[[ Excerpted data open ]]
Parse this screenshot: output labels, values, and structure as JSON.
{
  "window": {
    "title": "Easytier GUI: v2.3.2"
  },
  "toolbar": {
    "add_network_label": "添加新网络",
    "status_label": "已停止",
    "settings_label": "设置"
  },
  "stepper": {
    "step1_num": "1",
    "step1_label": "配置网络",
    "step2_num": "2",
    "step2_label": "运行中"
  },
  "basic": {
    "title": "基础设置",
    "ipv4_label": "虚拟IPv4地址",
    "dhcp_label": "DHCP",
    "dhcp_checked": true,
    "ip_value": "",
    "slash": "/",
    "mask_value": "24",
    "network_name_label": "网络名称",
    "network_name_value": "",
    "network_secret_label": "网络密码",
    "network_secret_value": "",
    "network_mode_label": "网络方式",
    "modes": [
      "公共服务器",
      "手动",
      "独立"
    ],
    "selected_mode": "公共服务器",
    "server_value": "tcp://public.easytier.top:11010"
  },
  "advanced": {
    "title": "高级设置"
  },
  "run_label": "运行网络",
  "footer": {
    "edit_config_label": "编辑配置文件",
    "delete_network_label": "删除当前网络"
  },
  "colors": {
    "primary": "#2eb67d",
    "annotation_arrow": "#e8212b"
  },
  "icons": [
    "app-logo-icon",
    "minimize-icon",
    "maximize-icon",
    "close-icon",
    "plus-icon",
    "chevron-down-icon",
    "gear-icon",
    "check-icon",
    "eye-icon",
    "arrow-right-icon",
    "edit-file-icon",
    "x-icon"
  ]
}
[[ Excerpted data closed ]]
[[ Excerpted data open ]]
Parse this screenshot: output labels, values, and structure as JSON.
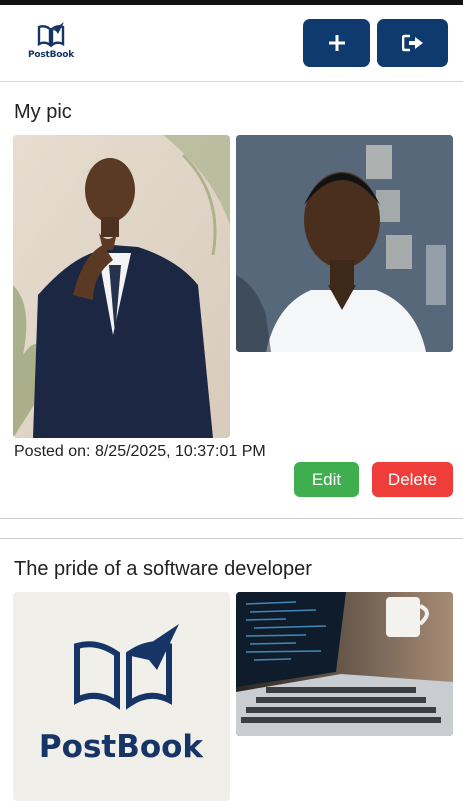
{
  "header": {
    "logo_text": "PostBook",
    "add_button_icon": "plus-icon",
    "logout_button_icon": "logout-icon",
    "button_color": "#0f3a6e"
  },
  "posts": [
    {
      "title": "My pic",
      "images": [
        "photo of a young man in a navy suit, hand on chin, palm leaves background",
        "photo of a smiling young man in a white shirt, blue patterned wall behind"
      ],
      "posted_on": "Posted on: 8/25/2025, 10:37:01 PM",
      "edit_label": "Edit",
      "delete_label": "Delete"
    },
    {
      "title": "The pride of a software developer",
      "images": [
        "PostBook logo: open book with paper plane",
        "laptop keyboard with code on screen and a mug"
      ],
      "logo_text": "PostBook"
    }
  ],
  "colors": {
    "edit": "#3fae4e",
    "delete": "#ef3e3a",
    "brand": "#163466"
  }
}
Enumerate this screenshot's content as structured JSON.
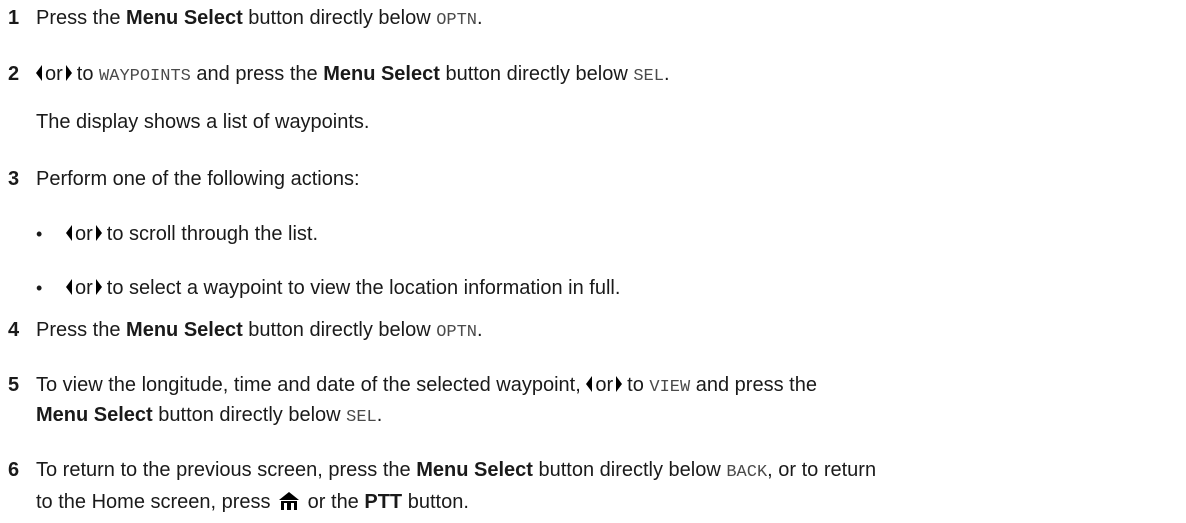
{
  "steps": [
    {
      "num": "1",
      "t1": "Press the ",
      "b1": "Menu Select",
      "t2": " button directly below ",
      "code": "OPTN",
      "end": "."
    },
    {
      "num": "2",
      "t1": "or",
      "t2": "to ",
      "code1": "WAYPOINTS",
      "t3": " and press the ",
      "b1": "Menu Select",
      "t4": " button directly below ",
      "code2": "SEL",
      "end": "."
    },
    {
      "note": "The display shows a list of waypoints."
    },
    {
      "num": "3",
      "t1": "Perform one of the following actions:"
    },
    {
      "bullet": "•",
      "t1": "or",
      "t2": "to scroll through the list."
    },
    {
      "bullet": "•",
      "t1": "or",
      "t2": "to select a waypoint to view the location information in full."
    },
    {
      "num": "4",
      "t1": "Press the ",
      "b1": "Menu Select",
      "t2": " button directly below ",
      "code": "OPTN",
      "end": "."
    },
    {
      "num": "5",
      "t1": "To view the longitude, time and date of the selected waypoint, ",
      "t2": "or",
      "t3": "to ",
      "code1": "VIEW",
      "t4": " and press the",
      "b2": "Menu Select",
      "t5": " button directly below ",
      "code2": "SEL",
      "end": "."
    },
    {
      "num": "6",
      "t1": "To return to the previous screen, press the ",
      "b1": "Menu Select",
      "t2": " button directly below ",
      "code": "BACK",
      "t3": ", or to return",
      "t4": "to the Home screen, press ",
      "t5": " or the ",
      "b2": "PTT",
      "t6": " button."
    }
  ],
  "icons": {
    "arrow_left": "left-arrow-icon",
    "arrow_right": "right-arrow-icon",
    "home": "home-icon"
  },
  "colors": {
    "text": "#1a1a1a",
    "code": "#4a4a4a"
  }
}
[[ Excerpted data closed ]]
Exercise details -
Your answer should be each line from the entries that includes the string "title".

Exercise answer -
    "title": "Easytier GUI: v2.3.2"
    "title": "基础设置",
    "title": "高级设置"
      "title": "My pic",
      "title": "The pride of a software developer",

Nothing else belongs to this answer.